Dropped catch not turning-point, says Australia hero Wade

Hasan Ali of Pakistan drops Matthew Wade of Australia during the ICC Men's T20 World Cup semi-final match between Pakistan and Australia at Dubai International Stadium on November 11, 2021 in Dubai, United Arab Emirates.
Hasan Ali of Pakistan drops Matthew Wade of Australia during the ICC Men's T20 World Cup semi-final match between Pakistan and Australia at Dubai International Stadium on November 11, 2021 in Dubai, United Arab Emirates.
Image: Alex Davidson/Getty Images

Matthew Wade needed a stroke of luck to fire Australia into the Twenty20 World Cup final but he refused to call it the turning-point in their dramatic semi-final victory over Pakistan on Thursday.

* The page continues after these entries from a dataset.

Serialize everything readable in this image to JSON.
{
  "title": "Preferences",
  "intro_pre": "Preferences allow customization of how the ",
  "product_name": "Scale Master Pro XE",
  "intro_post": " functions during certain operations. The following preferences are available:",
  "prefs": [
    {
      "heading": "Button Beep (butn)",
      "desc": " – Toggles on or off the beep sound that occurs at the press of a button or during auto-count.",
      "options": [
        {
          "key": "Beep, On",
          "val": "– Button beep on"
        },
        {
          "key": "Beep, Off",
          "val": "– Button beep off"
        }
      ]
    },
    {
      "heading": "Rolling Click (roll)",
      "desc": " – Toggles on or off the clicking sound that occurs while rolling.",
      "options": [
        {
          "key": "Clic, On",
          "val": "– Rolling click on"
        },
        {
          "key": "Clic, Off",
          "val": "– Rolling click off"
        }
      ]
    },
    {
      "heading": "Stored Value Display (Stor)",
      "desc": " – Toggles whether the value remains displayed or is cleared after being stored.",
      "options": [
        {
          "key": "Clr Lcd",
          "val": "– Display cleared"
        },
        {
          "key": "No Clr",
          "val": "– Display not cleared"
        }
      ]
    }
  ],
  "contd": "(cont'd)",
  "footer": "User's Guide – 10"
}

Chasing 177 for victory, Australia required 22 runs off the last two overs against a Pakistan side who had stormed into the semi-finals as the tournament's only team with a perfect group record.

Hasan Ali dropped Wade in the penultimate over from Shaheen Afridi and the Australian wicketkeeper responded by hitting three sixes in a row to seal a memorable victory with one over to spare.

Wade was adjudged man-of-the-match for his 41 not out from 17 balls and Marcus Stoinis chipped in with a vital unbeaten 40.

"I think by the time that the catch drop went down, I was pretty confident we were in a really good position to get the runs," the 33-year-old Wade said.

"If that had happened three or four overs before hand, that would dictate the outcome of the game a little bit more."

Wade had not been too worried.

"I would still be pretty confident with Pat (Cummins) coming in and Marcus still at the crease, that we could have got the job done anyway," he said. "I wouldn't say that was the reason why we won the game."

David Warner made 49 before Shadab Khan ripped the heart out of Australia's top order with four wickets but Stoinis got their chase back on track and Wade finished it in style.

"Marcus Stoinis played a terrific innings to be able to get it to a total we started to think could be chaseable towards the end there," Wade said.

"The way he played freed me up to be able to do what I did at the end there. The way Marcus Stoinis batted at the end, to be honest, was probably the turning-point of the match," Wade said.

Warner was adjudged caught behind though replays did not show any edge and, surprisingly, the opener did not review the decision.

"I think there was a noise, he wasn't sure. Maybe his bat handle clicked or his hand on his bat," Wade said.

"He didn't think that he hit it. But I think Glenn (Maxwell) at the other end heard the noise."

Australia face trans-Tasman rivals New Zealand in Sunday's final in Dubai.